I tried to read it, but I can't follow it too well because I don't even know abstract algebra very well. I'm asking this question because it seems like I'm getting conflicting information from different people. I was told that Galois theory can't help you solve polynomials with rational roots (not coefficients), but that it can help you solve solvable polynomials, and finally that polynomials with rational roots are solvable. – Kenny Mar 7 '12 at 19:02
I would advise you to wait and figure it out for yourself. The point is you might not understand it well enough to know if you're getting really conflicting answers. Patience is the key here and I have nothing to say. : ) – user21436 Mar 7 '12 at 19:07
This will be an unsatisfactory and circular answer, but I think it's worth saying anyhow: Galois theory has more to do with answering your question ("when can we solve for the roots of a polynomial?") than it is about actually finding the roots of polynomials. So to really understand when Galois theory is useful for finding roots, you will have to understand Galois theory itself. – Brett Frankel Mar 7 '12 at 19:25
Here's the link to the other post: math.stackexchange.com/q/117592/22405 – Brett Frankel Mar 7 '12 at 19:28

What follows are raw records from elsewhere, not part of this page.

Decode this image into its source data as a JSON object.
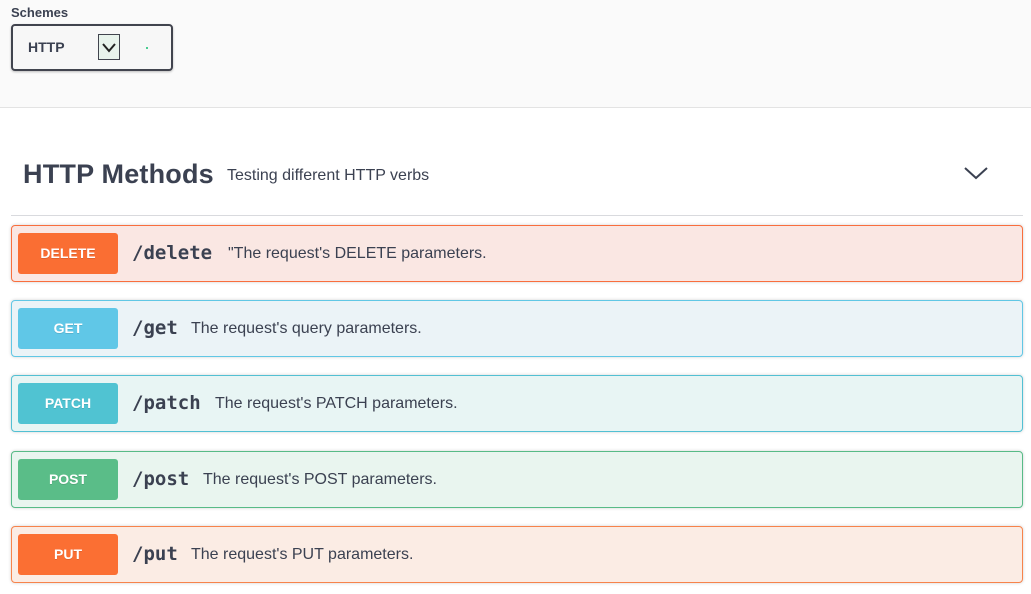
{
  "schemes": {
    "label": "Schemes",
    "selected": "HTTP"
  },
  "section": {
    "title": "HTTP Methods",
    "description": "Testing different HTTP verbs"
  },
  "operations": [
    {
      "method": "DELETE",
      "path": "/delete",
      "summary": "\"The request's DELETE parameters.",
      "color": "#fa6e33"
    },
    {
      "method": "GET",
      "path": "/get",
      "summary": "The request's query parameters.",
      "color": "#60c7e7"
    },
    {
      "method": "PATCH",
      "path": "/patch",
      "summary": "The request's PATCH parameters.",
      "color": "#50c3d2"
    },
    {
      "method": "POST",
      "path": "/post",
      "summary": "The request's POST parameters.",
      "color": "#5abd88"
    },
    {
      "method": "PUT",
      "path": "/put",
      "summary": "The request's PUT parameters.",
      "color": "#fb6f33"
    }
  ],
  "icons": {
    "scheme_dropdown": "chevron-down-icon",
    "section_toggle": "chevron-down-icon"
  }
}
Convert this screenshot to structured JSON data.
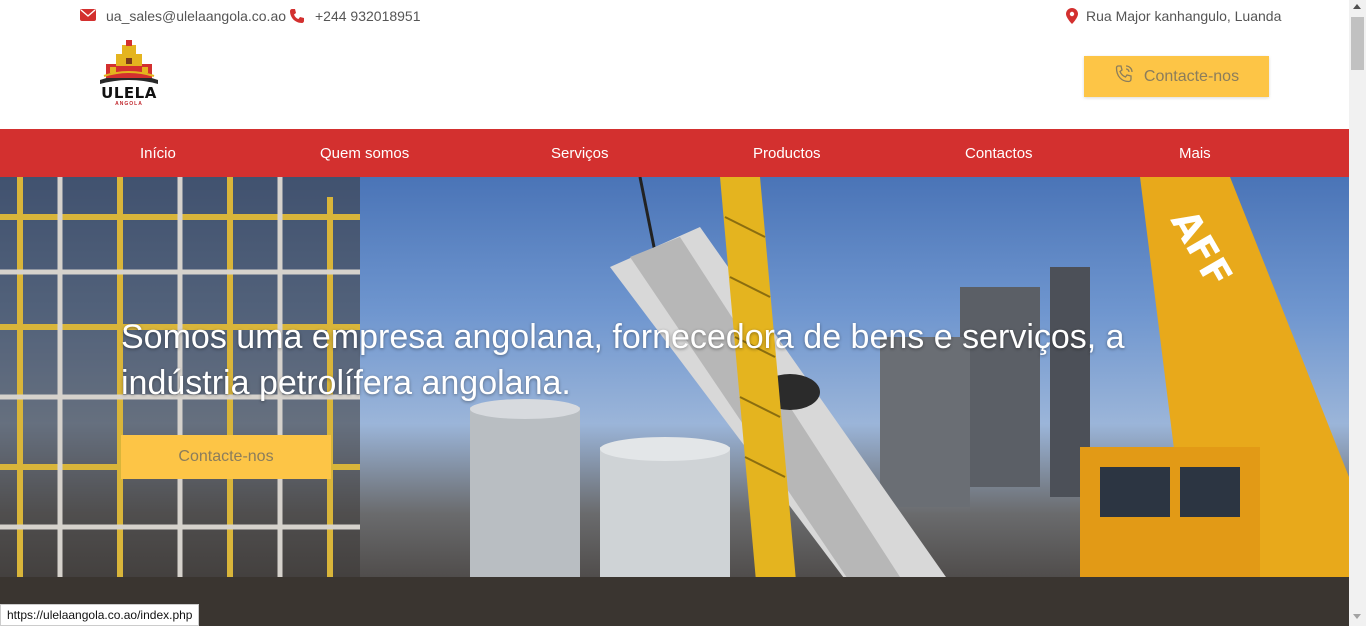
{
  "topbar": {
    "email": "ua_sales@ulelaangola.co.ao",
    "phone": "+244 932018951",
    "address": "Rua Major kanhangulo, Luanda"
  },
  "header": {
    "logo_text": "ULELA",
    "logo_sub": "ANGOLA",
    "cta_label": "Contacte-nos"
  },
  "nav": {
    "items": [
      {
        "label": "Início"
      },
      {
        "label": "Quem somos"
      },
      {
        "label": "Serviços"
      },
      {
        "label": "Productos"
      },
      {
        "label": "Contactos"
      },
      {
        "label": "Mais"
      }
    ]
  },
  "hero": {
    "title": "Somos uma empresa angolana, fornecedora de bens e serviços, a indústria petrolífera angolana.",
    "cta_label": "Contacte-nos",
    "crane_text": "AFF"
  },
  "status": {
    "url": "https://ulelaangola.co.ao/index.php"
  },
  "colors": {
    "brand_red": "#d3302f",
    "accent_yellow": "#fdc546"
  },
  "icons": [
    "envelope-icon",
    "phone-icon",
    "map-marker-icon",
    "phone-call-icon"
  ]
}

Let's look at an example. Does Galois Theory help you solve $x^2-3x+1=0$? In a sense, it does; you could use Galois Theory to analyze that equation and eventually to write down its solutions. But you'd be insane to do that: it's ever so much simpler to just write down the answers given by the quadratic formula. Moreover, there is no way that someone who doesn't already know the quadratic formula is going to be able to understand the Galois Theory approach to this equation.